LOKE allows for SSO by passing data using RSA public key encryption. This works by LOKE's back-end generated a JSON model of the customer, encrypting it using a public key provided by you, and redirecting to your server with the encrypted data attached as a query string parameter.

Your server may now decrypt the data with the private key you will have created, and deserialise the JSON object.


There is lots of info on generating RSA private/public key pairs online. This can be done in code, or using tools such as OpenSSL, eg:


Secure your private key. Anyone who has access to it will be able to decrypt the sensitive customer information.

Custom JSON models for the user can be created, but will always contain:

  • expiry - we will always pass a ISO1601 timestamp, typically for 60 seconds in the future, so you know when it is unsafe to use the encrypted data.
  • ssoId - a UUID/GUID generated with each packet, so you can ensure the same request is not used twice.


It is strongly recommended to obey the expiry field.

The following query string parameters will be sent with the GET request to your server: - data - contains the encrypted data. - signature - we will always sign the data so you can ensure it comes from us.


You should always check the signature field. You shouldn't trust your public key is secure - it's called public for a reason. Anyone with the public key can send you valid encrypted data. You shouldn't log someone in to your system without ensuring the request comes from a verified source.


To validate the signature you must request the public key from LOKE support.


Note any session identification and/or token must be provided in the URL. Headers and cookies are not supported.
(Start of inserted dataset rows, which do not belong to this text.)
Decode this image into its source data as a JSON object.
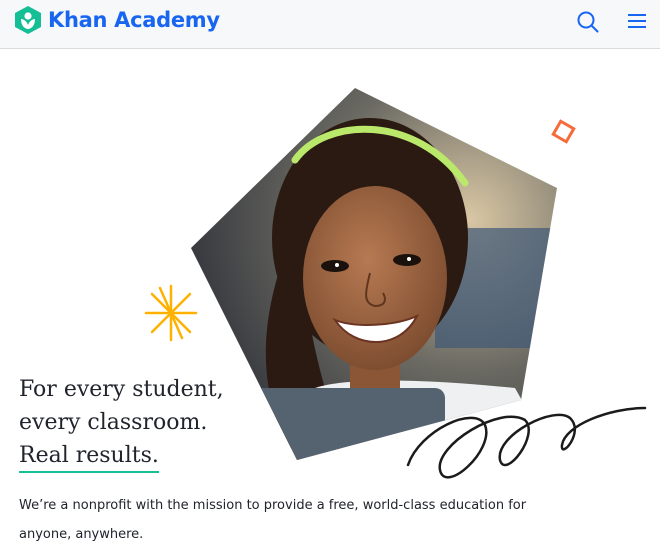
{
  "header": {
    "logo_text": "Khan Academy",
    "logo_icon": "khan-academy-logo-icon",
    "search_icon": "search-icon",
    "menu_icon": "hamburger-menu-icon"
  },
  "hero": {
    "image": "girl-smiling-photo",
    "headline": [
      "For every student,",
      "every classroom.",
      "Real results."
    ],
    "description": "We’re a nonprofit with the mission to provide a free, world-class education for anyone, anywhere."
  },
  "colors": {
    "brand_blue": "#1865f2",
    "brand_green": "#14bf96",
    "accent_orange": "#f56b3a",
    "accent_yellow": "#ffb100"
  }
}
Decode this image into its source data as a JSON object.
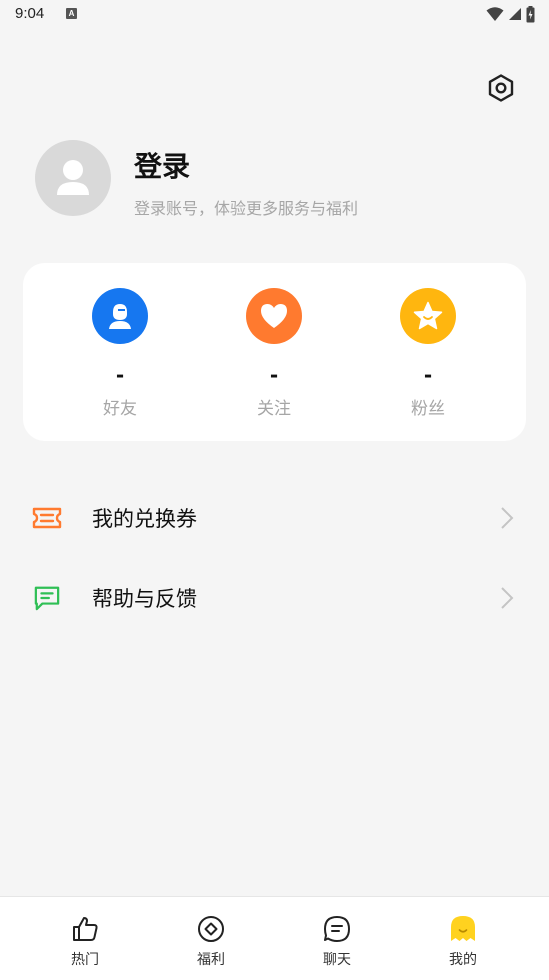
{
  "status_bar": {
    "time": "9:04",
    "notification_badge": "A"
  },
  "profile": {
    "title": "登录",
    "subtitle": "登录账号，体验更多服务与福利"
  },
  "stats": [
    {
      "icon": "friend-icon",
      "color": "#1677f0",
      "count": "-",
      "label": "好友"
    },
    {
      "icon": "heart-icon",
      "color": "#ff7a2f",
      "count": "-",
      "label": "关注"
    },
    {
      "icon": "star-icon",
      "color": "#ffb60f",
      "count": "-",
      "label": "粉丝"
    }
  ],
  "menu": [
    {
      "icon": "ticket-icon",
      "color": "#ff7a2f",
      "label": "我的兑换券"
    },
    {
      "icon": "message-icon",
      "color": "#2fbf55",
      "label": "帮助与反馈"
    }
  ],
  "bottom_nav": [
    {
      "icon": "thumb-up-icon",
      "label": "热门"
    },
    {
      "icon": "coin-icon",
      "label": "福利"
    },
    {
      "icon": "chat-icon",
      "label": "聊天"
    },
    {
      "icon": "ghost-icon",
      "label": "我的",
      "active": true,
      "color": "#ffd21f"
    }
  ]
}
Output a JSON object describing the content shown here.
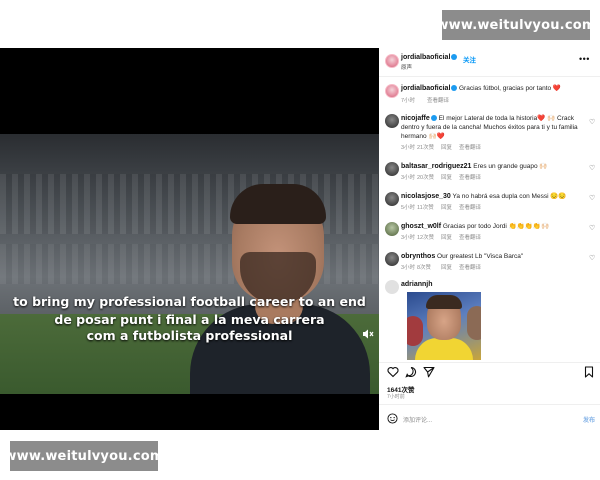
{
  "watermark": {
    "text": "www.weitulvyou.com"
  },
  "video": {
    "subtitle_en": "to bring my professional football career to an end",
    "subtitle_ca_1": "de posar punt i final a la meva carrera",
    "subtitle_ca_2": "com a futbolista professional"
  },
  "post": {
    "author": "jordialbaoficial",
    "follow_label": "关注",
    "header_subtitle": "原声",
    "caption": "Gracias fútbol, gracias por tanto ❤️",
    "caption_time": "7小时",
    "caption_translate": "查看翻译",
    "comments": [
      {
        "user": "nicojaffe",
        "text": "El mejor Lateral de toda la historia❤️ 🙌🏻 Crack dentro y fuera de la cancha! Muchos éxitos para ti y tu familia hermano 🙌🏻❤️",
        "time": "3小时",
        "likes": "21次赞",
        "reply": "回复",
        "translate": "查看翻译"
      },
      {
        "user": "baltasar_rodriguez21",
        "text": "Eres un grande guapo 🙌🏻",
        "time": "3小时",
        "likes": "20次赞",
        "reply": "回复",
        "translate": "查看翻译"
      },
      {
        "user": "nicolasjose_30",
        "text": "Ya no habrá esa dupla con Messi 😔😔",
        "time": "5小时",
        "likes": "11次赞",
        "reply": "回复",
        "translate": "查看翻译"
      },
      {
        "user": "ghoszt_w0lf",
        "text": "Gracias por todo Jordi 👏👏👏👏🙌🏻",
        "time": "3小时",
        "likes": "12次赞",
        "reply": "回复",
        "translate": "查看翻译"
      },
      {
        "user": "obrynthos",
        "text": "Our greatest Lb \"Visca Barca\"",
        "time": "3小时",
        "likes": "8次赞",
        "reply": "回复",
        "translate": "查看翻译"
      },
      {
        "user": "adriannjh",
        "text": "",
        "time": "",
        "likes": "",
        "reply": "",
        "translate": ""
      }
    ],
    "likes_count": "1641次赞",
    "date": "7小时前",
    "add_comment_placeholder": "添加评论...",
    "post_button": "发布"
  },
  "icons": {
    "more": "more-horizontal-icon",
    "like": "heart-icon",
    "comment": "comment-icon",
    "share": "send-icon",
    "save": "bookmark-icon",
    "emoji": "emoji-icon",
    "mute": "muted-speaker-icon"
  },
  "colors": {
    "link_blue": "#0095f6",
    "verified_blue": "#1d9bf0",
    "watermark_grey": "#8c8c8c"
  }
}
If cookie authentication is required then another intermediate step is required (where the third-party server reads the session ID and sets a cookie in the response).

Public key encryption flow with cookie